> _Website and app data records_:
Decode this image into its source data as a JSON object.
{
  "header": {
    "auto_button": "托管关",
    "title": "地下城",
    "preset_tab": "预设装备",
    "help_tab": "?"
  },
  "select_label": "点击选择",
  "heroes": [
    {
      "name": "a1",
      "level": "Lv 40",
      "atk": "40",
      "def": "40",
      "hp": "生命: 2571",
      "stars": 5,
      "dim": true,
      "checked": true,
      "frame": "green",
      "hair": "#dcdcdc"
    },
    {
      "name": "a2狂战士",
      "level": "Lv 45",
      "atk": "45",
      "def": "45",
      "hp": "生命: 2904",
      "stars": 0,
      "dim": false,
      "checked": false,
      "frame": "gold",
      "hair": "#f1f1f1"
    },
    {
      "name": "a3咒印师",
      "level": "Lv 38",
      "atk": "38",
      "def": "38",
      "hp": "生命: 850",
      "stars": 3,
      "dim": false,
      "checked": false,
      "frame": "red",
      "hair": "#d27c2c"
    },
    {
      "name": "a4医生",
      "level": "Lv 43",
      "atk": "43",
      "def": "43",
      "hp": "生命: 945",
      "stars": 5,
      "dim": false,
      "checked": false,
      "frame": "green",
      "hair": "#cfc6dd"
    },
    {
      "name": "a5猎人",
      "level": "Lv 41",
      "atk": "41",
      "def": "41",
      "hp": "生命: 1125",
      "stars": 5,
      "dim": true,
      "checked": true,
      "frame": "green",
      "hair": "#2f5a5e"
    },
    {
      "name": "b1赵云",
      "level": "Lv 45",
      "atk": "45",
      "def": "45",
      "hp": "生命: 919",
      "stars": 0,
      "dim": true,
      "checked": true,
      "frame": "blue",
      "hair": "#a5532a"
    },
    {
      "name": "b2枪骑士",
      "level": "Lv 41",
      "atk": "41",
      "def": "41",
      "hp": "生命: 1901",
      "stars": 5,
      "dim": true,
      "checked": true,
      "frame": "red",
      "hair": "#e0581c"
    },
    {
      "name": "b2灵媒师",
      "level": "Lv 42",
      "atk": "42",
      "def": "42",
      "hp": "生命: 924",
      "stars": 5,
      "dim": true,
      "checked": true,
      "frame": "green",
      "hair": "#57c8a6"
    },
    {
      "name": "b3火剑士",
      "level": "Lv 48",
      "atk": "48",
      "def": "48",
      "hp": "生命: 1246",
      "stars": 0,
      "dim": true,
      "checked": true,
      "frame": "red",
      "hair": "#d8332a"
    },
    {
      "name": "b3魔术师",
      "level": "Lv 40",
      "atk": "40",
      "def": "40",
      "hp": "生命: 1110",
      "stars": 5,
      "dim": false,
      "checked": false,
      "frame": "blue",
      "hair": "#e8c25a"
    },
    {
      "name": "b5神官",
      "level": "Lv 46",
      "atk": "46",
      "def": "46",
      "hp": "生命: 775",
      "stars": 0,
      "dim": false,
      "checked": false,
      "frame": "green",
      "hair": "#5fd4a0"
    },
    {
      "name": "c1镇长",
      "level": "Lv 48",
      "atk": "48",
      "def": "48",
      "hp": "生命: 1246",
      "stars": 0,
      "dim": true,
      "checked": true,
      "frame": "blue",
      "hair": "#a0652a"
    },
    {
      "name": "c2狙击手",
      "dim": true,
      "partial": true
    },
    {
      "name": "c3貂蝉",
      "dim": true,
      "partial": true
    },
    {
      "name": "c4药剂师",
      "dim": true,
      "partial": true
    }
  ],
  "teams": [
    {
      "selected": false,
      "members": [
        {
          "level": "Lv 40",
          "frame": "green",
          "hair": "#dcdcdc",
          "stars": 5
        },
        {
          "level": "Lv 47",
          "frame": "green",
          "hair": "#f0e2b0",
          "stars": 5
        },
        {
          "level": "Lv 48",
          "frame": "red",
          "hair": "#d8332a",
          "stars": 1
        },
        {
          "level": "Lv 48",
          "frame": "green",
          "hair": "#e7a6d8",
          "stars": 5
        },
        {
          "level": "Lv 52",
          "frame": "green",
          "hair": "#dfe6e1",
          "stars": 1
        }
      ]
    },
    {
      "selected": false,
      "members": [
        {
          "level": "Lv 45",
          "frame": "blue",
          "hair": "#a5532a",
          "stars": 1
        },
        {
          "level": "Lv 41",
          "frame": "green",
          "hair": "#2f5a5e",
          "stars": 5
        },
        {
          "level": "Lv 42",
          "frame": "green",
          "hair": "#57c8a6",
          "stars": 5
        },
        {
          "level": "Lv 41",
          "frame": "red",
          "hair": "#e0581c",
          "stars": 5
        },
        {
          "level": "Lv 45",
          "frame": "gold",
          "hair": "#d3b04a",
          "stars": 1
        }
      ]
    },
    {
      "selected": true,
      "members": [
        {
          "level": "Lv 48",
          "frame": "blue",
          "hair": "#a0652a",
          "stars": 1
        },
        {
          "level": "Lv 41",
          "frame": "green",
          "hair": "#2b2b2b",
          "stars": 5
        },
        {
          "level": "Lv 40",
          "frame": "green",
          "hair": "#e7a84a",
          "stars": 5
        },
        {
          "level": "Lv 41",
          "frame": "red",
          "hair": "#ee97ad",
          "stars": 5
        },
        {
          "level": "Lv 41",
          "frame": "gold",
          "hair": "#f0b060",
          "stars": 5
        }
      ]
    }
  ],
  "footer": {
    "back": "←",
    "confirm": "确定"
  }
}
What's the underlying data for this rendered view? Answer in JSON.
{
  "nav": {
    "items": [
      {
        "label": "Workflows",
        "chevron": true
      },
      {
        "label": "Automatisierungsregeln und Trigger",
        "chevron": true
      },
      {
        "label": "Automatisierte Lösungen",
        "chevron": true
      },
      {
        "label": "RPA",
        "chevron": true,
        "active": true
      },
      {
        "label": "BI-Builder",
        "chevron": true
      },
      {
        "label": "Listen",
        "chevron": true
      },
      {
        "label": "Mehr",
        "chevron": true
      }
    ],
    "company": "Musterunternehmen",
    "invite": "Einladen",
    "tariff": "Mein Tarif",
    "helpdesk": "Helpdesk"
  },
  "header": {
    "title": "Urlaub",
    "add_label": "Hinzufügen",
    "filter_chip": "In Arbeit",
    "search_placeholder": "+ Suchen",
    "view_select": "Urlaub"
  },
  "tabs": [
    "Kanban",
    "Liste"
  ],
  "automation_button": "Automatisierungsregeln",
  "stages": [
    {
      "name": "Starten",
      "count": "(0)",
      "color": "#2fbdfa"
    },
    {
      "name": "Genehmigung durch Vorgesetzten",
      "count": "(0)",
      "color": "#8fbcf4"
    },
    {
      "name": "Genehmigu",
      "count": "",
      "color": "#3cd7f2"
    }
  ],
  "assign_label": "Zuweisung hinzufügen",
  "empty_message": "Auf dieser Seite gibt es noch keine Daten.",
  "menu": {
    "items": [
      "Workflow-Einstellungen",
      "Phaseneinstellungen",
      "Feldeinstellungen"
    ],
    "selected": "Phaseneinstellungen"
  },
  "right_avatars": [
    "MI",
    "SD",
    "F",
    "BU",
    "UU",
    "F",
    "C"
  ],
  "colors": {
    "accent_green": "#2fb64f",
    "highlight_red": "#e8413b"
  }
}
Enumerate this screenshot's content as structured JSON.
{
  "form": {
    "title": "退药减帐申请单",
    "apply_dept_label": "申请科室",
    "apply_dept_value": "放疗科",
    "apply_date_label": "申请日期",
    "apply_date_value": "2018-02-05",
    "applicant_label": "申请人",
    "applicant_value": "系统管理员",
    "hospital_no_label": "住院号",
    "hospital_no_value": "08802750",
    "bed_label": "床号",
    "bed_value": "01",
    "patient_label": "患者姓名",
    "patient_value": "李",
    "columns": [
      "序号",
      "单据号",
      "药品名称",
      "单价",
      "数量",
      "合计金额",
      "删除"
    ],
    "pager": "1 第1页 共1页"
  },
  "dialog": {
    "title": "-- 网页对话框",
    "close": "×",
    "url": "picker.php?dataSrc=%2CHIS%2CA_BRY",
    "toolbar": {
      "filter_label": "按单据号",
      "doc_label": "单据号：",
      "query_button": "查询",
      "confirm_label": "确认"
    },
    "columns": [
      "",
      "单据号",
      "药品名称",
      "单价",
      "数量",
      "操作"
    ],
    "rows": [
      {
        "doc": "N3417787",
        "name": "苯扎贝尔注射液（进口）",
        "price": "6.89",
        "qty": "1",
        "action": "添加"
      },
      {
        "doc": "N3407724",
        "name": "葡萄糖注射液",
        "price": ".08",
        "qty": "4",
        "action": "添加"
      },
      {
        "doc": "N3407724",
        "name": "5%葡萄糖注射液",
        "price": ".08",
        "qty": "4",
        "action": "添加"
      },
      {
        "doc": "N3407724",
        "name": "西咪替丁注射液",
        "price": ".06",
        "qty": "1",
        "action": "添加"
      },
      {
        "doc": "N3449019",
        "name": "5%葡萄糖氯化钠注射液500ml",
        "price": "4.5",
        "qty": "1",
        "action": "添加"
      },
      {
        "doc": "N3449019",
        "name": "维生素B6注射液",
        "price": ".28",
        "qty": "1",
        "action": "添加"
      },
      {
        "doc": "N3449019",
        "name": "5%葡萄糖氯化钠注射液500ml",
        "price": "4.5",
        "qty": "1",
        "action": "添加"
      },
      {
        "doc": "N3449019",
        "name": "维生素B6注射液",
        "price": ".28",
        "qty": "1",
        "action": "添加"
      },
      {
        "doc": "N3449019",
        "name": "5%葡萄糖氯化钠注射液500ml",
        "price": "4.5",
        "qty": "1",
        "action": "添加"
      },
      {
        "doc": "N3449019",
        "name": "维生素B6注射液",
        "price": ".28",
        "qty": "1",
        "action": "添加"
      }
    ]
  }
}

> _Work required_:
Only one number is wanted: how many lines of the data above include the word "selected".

> _Answer for the task_:
4